» **REQUIREMENT**
Which lines below contain "time"? Pull them out.

» **DATA TO USE**
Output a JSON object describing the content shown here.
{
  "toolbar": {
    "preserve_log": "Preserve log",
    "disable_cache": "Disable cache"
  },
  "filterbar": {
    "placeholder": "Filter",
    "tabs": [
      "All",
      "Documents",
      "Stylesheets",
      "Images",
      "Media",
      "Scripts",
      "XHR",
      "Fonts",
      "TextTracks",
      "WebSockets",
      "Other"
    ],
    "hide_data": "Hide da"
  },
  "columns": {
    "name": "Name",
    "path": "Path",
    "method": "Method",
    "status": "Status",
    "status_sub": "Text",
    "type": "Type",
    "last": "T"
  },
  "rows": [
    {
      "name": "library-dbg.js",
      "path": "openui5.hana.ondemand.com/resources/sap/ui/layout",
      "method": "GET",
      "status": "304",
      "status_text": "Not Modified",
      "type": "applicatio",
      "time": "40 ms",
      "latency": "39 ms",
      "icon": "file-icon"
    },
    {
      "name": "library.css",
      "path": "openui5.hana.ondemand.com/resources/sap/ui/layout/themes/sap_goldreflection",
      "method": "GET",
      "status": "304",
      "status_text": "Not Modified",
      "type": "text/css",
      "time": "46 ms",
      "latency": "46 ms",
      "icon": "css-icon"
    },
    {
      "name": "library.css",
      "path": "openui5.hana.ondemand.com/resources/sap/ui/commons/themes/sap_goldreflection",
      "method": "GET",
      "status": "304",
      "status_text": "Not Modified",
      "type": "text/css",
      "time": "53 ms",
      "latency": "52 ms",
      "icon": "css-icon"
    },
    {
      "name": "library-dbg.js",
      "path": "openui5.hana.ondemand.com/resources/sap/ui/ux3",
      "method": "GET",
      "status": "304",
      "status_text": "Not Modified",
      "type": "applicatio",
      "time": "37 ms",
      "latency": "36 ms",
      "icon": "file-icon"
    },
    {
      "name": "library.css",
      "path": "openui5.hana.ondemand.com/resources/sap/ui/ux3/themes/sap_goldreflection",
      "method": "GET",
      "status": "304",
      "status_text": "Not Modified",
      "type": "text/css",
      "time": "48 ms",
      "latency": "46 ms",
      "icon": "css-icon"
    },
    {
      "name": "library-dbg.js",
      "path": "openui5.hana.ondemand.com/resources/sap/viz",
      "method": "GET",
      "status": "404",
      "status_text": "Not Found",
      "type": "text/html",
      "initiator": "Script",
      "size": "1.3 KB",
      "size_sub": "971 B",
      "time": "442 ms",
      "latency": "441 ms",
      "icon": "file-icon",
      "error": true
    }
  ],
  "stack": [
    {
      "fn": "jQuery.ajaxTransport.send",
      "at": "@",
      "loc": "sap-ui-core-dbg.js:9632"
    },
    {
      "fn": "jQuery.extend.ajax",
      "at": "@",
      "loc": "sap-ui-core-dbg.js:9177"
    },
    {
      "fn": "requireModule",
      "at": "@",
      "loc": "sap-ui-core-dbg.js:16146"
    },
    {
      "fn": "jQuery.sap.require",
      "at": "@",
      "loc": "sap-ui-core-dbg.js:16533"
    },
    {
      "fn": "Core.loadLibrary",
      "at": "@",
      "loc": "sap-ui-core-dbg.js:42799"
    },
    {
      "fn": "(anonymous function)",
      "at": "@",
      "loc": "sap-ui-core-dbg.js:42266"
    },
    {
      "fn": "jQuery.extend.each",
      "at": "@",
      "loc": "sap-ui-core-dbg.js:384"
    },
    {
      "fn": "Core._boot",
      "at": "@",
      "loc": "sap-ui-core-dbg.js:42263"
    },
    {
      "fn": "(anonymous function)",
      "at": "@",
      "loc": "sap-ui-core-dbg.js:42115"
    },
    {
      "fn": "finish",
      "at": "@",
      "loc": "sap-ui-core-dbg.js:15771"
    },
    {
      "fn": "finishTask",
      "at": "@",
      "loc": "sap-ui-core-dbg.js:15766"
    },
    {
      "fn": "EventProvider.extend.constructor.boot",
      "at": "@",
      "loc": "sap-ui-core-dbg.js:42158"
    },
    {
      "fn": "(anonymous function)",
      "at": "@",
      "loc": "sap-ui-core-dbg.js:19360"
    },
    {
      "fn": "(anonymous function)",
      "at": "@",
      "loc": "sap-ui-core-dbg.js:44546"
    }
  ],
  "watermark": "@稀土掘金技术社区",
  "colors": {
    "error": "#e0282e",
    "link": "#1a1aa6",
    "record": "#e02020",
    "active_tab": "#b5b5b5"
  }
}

» **SOLUTION TO THE EXERCISE**
      "time": "40 ms",
      "time": "46 ms",
      "time": "53 ms",
      "time": "37 ms",
      "time": "48 ms",
      "time": "442 ms",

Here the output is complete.